Recorded information:

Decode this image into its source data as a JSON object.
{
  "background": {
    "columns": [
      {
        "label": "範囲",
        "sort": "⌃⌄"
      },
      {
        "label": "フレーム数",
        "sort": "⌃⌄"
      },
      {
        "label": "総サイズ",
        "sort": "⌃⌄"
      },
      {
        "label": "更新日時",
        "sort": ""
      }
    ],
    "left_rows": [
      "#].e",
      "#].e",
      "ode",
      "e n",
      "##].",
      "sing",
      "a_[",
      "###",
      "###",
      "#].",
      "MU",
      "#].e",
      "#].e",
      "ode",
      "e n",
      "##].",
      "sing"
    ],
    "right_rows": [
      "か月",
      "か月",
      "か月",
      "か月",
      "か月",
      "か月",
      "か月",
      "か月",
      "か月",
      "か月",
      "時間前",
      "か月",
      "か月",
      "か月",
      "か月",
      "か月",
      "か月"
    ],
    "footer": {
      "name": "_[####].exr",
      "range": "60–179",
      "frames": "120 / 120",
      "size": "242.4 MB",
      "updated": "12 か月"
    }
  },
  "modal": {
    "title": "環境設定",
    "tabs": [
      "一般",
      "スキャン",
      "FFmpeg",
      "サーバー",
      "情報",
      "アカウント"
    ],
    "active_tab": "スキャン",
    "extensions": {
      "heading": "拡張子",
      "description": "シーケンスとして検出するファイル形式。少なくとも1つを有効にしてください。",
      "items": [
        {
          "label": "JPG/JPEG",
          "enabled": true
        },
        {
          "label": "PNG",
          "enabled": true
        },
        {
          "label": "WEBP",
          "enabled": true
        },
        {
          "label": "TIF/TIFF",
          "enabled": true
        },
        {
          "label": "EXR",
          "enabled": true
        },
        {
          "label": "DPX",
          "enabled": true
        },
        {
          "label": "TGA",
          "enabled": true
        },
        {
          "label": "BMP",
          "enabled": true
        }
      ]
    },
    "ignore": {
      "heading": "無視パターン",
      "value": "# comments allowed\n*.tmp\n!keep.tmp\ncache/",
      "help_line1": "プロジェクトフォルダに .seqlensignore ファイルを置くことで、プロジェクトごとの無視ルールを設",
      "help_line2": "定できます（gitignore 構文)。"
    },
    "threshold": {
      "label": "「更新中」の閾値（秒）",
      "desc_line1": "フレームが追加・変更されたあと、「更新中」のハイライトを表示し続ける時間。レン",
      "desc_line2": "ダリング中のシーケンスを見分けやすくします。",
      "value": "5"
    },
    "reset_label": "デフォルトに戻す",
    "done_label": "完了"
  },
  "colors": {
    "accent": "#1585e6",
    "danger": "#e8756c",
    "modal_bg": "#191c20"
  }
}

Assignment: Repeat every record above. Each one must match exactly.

Exercise response:
Decode this image into its source data as a JSON object.
{
  "background": {
    "columns": [
      {
        "label": "範囲",
        "sort": "⌃⌄"
      },
      {
        "label": "フレーム数",
        "sort": "⌃⌄"
      },
      {
        "label": "総サイズ",
        "sort": "⌃⌄"
      },
      {
        "label": "更新日時",
        "sort": ""
      }
    ],
    "left_rows": [
      "#].e",
      "#].e",
      "ode",
      "e n",
      "##].",
      "sing",
      "a_[",
      "###",
      "###",
      "#].",
      "MU",
      "#].e",
      "#].e",
      "ode",
      "e n",
      "##].",
      "sing"
    ],
    "right_rows": [
      "か月",
      "か月",
      "か月",
      "か月",
      "か月",
      "か月",
      "か月",
      "か月",
      "か月",
      "か月",
      "時間前",
      "か月",
      "か月",
      "か月",
      "か月",
      "か月",
      "か月"
    ],
    "footer": {
      "name": "_[####].exr",
      "range": "60–179",
      "frames": "120 / 120",
      "size": "242.4 MB",
      "updated": "12 か月"
    }
  },
  "modal": {
    "title": "環境設定",
    "tabs": [
      "一般",
      "スキャン",
      "FFmpeg",
      "サーバー",
      "情報",
      "アカウント"
    ],
    "active_tab": "スキャン",
    "extensions": {
      "heading": "拡張子",
      "description": "シーケンスとして検出するファイル形式。少なくとも1つを有効にしてください。",
      "items": [
        {
          "label": "JPG/JPEG",
          "enabled": true
        },
        {
          "label": "PNG",
          "enabled": true
        },
        {
          "label": "WEBP",
          "enabled": true
        },
        {
          "label": "TIF/TIFF",
          "enabled": true
        },
        {
          "label": "EXR",
          "enabled": true
        },
        {
          "label": "DPX",
          "enabled": true
        },
        {
          "label": "TGA",
          "enabled": true
        },
        {
          "label": "BMP",
          "enabled": true
        }
      ]
    },
    "ignore": {
      "heading": "無視パターン",
      "value": "# comments allowed\n*.tmp\n!keep.tmp\ncache/",
      "help_line1": "プロジェクトフォルダに .seqlensignore ファイルを置くことで、プロジェクトごとの無視ルールを設",
      "help_line2": "定できます（gitignore 構文)。"
    },
    "threshold": {
      "label": "「更新中」の閾値（秒）",
      "desc_line1": "フレームが追加・変更されたあと、「更新中」のハイライトを表示し続ける時間。レン",
      "desc_line2": "ダリング中のシーケンスを見分けやすくします。",
      "value": "5"
    },
    "reset_label": "デフォルトに戻す",
    "done_label": "完了"
  },
  "colors": {
    "accent": "#1585e6",
    "danger": "#e8756c",
    "modal_bg": "#191c20"
  }
}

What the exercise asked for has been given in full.